There’s a good case for Amazon to buy IFTTT: Data and a smarter platform

With the Amazon Echo Plus now available, Amazon finally has a hub of its own for the smart home. I’m still convinced the Echo Plus is really meant for folks that don’t already have a hub controlling devices in their house, mainly because Amazon opted not to include a Z-Wave radio in the hub. Folks who already have smart home hubs likely already have some Z-Wave products; my front door lock uses Z-Wave for example, as does the Go Control garage door sensor I recently purchased (stay tuned for the review on that).

Those of us with smart home hubs are also already likely familiar with IFTTT, the service that lets you easily create “recipes” for automating devices, communications and data. But folks who buy an Echo Plus as their first smart home hub probably haven’t heard of IFTTT. And that got me thinking: Perhaps Amazon buying IFTTT would be the perfect FIT, er…. fit.

Last I checked, much of IFTTT back end already runs on Amazon Web Services, so there wouldn’t be a large technical effort or change if such a deal were to happen. Here’s a diagram from the IFTTT engineering team back in 2015 illustrating all of the moving parts.

The thing is, Amazon today doesn’t get any of the data out of IFTTT’s AWS usage. At least not that I can tell from reading the AWS Data Privacy site, which says,”Customers maintain ownership of their customer content and select which AWS services process, store and host their customer content. We do not access or use customer content for any purpose other than as legally required and for maintaining the AWS services and providing them to our customers and their end users. We never use customer content or derive information from it for marketing or advertising.”

So any potential deal would provide Amazon ownership of the IFTTT data that’s flowing to connected devices, services, and notifications. That helps Amazon understand which “things” its customers are connecting.This could provide opportunities for Amazon to sell hardware or products that can assist with its customer’s home automation goals. Do we, as customers of IFTTT necessarily want that? Obviously, that’s debatable but for now I’m removing my “consumer” hat to think about this scenario.

And if I’m really doing that, I’m going to with a thought that the consumer me really doesn’t like, but here it goes: With a purchase of IFTTT, Amazon could make the service exclusive to its own devices. Again, that’s not something I’d want to hear as an IFTTT user but let’s think about it from Amazon’s standpoint.

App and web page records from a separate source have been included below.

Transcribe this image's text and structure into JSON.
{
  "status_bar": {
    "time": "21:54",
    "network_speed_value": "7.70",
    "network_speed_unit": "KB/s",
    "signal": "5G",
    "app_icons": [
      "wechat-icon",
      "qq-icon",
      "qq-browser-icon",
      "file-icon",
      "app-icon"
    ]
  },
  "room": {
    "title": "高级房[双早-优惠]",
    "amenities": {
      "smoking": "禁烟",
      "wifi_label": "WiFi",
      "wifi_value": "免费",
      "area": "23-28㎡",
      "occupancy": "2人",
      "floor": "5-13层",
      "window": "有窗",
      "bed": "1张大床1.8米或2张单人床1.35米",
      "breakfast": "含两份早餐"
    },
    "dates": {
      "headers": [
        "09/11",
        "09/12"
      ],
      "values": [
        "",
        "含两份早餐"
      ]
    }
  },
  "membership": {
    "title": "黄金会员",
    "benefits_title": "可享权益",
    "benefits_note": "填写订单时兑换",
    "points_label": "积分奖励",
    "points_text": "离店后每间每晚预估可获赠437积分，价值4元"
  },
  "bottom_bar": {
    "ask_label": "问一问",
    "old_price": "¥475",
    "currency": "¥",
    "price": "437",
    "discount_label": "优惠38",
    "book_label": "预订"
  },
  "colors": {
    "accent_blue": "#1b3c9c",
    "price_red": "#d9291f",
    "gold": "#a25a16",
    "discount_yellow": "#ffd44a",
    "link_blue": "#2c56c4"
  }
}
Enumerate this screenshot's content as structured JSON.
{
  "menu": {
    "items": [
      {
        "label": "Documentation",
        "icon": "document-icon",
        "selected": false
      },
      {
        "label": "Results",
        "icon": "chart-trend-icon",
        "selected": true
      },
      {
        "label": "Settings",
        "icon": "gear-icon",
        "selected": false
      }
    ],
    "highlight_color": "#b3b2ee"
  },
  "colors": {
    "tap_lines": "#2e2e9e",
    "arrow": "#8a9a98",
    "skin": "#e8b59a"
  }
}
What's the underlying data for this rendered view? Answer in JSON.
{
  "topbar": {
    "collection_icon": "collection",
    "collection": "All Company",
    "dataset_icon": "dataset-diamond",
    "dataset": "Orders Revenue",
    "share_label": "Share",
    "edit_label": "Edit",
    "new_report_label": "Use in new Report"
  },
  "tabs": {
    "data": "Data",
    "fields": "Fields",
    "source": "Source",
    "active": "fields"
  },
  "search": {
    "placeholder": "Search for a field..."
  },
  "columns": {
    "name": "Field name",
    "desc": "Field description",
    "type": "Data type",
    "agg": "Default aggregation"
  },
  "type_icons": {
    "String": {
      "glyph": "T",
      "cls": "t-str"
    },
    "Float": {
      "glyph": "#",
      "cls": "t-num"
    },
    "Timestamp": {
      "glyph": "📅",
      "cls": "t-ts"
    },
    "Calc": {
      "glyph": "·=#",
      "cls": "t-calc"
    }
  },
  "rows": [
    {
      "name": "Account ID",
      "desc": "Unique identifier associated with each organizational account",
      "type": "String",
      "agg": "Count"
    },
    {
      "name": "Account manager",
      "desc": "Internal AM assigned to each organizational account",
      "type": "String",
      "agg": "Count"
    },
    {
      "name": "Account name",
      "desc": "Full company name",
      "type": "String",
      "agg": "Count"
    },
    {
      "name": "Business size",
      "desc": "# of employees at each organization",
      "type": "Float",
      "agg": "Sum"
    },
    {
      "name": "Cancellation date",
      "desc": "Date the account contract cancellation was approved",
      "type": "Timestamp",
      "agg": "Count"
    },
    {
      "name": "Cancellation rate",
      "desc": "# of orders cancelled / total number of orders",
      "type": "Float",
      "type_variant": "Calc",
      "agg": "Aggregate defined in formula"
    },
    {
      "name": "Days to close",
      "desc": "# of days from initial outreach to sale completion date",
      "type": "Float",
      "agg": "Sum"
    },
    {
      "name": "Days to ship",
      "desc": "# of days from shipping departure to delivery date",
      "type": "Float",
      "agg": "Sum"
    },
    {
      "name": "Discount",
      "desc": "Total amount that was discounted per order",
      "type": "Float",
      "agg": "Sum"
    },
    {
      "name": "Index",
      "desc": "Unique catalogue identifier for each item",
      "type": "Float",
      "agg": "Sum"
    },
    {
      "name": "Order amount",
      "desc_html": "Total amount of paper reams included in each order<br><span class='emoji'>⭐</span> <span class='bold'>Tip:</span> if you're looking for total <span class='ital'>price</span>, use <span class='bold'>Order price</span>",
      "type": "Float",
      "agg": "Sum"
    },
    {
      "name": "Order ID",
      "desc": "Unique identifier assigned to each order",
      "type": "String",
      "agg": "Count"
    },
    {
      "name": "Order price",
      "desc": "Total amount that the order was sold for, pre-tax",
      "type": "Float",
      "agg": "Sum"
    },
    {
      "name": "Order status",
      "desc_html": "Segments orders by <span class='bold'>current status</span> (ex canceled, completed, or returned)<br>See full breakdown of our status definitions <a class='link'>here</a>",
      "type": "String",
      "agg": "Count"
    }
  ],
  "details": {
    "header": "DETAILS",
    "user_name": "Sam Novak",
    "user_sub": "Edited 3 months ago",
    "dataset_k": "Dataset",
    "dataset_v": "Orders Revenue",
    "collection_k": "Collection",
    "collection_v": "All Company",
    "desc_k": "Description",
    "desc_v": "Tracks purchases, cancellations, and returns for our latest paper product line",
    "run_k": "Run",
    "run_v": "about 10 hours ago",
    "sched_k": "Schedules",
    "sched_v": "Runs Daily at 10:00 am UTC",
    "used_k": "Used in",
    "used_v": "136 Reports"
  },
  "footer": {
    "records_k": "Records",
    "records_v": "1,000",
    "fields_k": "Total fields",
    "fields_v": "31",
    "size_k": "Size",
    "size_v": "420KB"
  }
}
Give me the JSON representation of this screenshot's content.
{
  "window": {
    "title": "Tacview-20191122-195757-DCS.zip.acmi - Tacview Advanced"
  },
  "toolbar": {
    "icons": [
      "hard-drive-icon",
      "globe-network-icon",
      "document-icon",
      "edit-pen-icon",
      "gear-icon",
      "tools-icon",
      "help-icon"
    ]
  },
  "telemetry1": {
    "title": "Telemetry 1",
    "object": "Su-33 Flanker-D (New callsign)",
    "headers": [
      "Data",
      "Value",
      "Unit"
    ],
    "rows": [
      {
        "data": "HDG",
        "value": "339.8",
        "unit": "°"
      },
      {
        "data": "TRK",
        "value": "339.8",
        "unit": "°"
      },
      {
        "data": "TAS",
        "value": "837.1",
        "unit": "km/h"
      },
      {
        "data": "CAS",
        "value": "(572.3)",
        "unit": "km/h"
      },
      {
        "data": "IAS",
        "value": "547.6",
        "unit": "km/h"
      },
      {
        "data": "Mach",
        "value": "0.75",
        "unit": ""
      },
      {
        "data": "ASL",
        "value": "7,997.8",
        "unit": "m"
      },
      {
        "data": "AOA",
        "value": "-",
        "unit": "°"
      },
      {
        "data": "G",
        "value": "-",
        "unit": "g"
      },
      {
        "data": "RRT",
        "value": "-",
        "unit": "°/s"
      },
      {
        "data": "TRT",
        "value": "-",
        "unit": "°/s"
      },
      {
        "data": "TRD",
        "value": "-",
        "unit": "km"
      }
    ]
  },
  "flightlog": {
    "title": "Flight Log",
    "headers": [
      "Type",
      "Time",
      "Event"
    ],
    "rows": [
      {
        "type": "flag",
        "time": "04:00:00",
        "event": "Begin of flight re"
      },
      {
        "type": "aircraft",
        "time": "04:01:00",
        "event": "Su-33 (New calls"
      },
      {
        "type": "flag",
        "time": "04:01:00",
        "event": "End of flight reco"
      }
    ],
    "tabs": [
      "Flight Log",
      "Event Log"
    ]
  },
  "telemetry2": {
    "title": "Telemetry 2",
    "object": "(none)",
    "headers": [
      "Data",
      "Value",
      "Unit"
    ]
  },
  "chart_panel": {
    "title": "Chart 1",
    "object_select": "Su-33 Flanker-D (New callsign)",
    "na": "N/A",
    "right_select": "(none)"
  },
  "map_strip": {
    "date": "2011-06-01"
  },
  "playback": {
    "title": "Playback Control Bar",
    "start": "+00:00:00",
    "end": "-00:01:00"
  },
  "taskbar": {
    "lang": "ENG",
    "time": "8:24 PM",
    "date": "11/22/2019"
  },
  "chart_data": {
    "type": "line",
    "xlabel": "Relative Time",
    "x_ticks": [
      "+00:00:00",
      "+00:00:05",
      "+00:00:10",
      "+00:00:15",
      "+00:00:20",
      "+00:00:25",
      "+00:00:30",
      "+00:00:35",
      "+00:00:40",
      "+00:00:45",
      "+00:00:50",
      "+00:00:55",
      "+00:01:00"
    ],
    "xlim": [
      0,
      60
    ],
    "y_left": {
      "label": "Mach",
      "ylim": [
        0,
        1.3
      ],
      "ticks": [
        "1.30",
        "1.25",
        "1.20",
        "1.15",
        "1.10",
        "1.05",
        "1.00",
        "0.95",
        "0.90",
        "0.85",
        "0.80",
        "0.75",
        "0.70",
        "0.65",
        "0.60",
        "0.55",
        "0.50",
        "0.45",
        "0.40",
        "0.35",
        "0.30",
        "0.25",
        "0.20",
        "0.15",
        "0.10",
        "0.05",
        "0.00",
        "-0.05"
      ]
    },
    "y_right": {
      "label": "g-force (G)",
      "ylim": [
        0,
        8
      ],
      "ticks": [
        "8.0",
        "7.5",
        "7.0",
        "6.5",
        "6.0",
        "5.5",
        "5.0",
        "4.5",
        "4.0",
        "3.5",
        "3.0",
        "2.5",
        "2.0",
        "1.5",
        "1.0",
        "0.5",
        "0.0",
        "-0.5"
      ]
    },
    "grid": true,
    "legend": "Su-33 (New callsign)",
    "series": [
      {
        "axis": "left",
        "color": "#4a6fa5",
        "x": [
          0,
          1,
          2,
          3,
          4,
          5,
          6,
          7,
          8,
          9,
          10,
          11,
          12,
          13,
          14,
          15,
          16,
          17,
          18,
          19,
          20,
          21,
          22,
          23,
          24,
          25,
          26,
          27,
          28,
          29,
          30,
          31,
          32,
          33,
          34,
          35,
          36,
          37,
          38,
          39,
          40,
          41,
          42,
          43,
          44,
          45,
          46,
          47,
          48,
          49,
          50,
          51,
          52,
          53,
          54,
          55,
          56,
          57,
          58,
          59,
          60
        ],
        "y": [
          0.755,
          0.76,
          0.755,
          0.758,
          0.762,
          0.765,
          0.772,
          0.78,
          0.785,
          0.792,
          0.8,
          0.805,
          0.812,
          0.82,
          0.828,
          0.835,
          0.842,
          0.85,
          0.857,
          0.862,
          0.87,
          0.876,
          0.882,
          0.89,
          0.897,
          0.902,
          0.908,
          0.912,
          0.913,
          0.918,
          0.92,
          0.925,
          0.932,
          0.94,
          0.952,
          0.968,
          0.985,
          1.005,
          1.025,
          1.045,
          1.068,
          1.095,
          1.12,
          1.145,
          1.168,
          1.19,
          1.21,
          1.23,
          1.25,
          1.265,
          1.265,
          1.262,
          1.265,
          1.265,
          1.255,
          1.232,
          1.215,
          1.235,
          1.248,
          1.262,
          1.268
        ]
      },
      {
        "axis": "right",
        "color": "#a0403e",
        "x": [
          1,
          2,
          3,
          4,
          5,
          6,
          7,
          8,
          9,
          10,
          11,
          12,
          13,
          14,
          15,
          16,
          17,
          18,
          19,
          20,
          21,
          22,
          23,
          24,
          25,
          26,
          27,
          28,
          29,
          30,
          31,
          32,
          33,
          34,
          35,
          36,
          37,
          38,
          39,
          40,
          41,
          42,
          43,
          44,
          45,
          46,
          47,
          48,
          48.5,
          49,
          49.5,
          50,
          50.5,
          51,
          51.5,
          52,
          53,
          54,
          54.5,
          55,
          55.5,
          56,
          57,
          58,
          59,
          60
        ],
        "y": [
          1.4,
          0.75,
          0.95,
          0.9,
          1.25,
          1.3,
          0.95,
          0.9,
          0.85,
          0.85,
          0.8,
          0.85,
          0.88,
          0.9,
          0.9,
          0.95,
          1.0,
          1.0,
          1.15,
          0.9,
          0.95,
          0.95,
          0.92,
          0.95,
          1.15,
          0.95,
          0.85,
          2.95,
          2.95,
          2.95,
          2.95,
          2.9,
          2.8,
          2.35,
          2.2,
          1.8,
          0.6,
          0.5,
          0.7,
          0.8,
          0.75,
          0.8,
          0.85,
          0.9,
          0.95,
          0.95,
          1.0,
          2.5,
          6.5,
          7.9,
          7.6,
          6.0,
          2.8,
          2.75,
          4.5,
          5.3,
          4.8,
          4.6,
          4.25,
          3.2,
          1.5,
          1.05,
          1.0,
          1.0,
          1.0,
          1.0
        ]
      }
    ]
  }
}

This exclusivity could be the true third pillar of Amazon’s Echo plans as a platform, the first being Alexa Voice Services and the second being Alexa Skills. With a simple-for-the-masses tool to create unique automations, Amazon would have a powerful smart home ecosystem for both developers and everyday consumers. And that could be a huge advantage compared to Amazon’s rivals.

Would it be feasible for Amazon to purchase IFTTT from a financial standpoint? Absolutely. IFTTT has raised $ 33.8 million to date, and if the investors wanted a 10x return, as an example, it would only cost Amazon $ 338 million for the purchase. Amazon ended its last financial quarter with $ 12.8 billion in cash and cash equivalents, so the investment wouldn’t be held back by the balance sheet.

I’m betting someone buys IFTTT at some point, although the company could always go public before that happens. Regardless, Amazon would be well served to grab IFTTT before a competitor does, helping to keep building up on the momentum Amazon has in our smart homes.


Stacey on IoT | Internet of Things news and analysis